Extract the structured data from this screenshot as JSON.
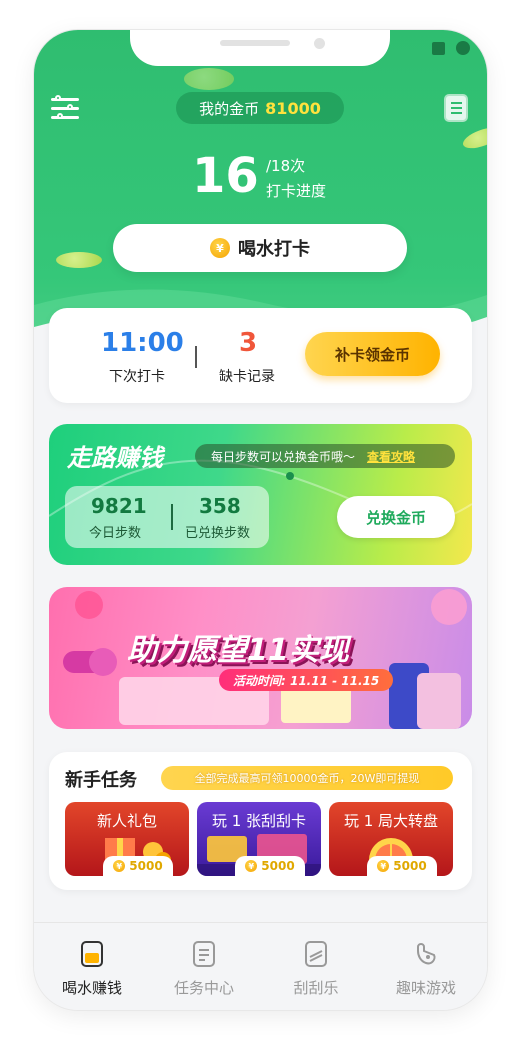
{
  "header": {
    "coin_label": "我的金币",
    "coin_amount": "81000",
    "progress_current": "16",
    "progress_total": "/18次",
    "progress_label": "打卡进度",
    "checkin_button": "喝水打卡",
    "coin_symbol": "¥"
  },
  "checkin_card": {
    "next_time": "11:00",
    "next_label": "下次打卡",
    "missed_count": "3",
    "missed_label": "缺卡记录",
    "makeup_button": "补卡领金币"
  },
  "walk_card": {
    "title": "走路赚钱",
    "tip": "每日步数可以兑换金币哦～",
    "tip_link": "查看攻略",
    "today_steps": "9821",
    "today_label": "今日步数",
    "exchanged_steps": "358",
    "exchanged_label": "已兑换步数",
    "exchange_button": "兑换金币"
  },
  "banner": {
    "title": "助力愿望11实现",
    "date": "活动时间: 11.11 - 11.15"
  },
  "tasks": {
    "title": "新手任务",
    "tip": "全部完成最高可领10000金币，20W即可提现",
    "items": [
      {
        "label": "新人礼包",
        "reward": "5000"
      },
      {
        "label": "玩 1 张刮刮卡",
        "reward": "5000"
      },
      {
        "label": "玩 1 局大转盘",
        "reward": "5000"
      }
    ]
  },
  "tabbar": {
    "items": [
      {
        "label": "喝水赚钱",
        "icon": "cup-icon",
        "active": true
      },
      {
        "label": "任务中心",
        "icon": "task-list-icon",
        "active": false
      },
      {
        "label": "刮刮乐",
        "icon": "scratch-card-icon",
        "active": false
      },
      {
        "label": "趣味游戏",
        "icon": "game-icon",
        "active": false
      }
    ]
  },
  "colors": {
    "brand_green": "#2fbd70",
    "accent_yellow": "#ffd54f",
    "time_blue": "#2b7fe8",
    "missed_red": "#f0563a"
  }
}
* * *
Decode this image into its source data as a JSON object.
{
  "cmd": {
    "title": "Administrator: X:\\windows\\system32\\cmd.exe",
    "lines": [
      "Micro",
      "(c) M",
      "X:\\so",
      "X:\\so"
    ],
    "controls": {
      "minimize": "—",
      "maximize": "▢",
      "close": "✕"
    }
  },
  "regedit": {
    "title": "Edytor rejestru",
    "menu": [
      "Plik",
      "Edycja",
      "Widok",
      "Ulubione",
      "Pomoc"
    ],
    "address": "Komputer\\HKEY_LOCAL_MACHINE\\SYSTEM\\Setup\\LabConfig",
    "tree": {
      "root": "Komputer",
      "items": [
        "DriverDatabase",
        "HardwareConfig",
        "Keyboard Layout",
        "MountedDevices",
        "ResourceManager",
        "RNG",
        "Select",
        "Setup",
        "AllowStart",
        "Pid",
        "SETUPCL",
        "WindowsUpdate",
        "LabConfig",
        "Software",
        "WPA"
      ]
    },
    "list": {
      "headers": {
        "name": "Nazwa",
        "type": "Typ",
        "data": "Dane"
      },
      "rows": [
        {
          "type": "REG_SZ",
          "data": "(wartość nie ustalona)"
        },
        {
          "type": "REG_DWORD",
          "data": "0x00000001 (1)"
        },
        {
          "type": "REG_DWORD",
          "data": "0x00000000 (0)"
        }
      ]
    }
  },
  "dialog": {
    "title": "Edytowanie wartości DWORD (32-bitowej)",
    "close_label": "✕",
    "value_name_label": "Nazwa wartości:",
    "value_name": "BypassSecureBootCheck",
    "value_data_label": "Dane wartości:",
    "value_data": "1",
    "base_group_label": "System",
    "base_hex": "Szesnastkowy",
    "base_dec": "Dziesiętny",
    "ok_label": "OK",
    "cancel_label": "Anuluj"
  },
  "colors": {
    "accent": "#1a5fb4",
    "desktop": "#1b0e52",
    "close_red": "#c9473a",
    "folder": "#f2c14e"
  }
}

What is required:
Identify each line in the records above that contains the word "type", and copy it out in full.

Worked solution:
        "type": "Typ",
          "type": "REG_SZ",
          "type": "REG_DWORD",
          "type": "REG_DWORD",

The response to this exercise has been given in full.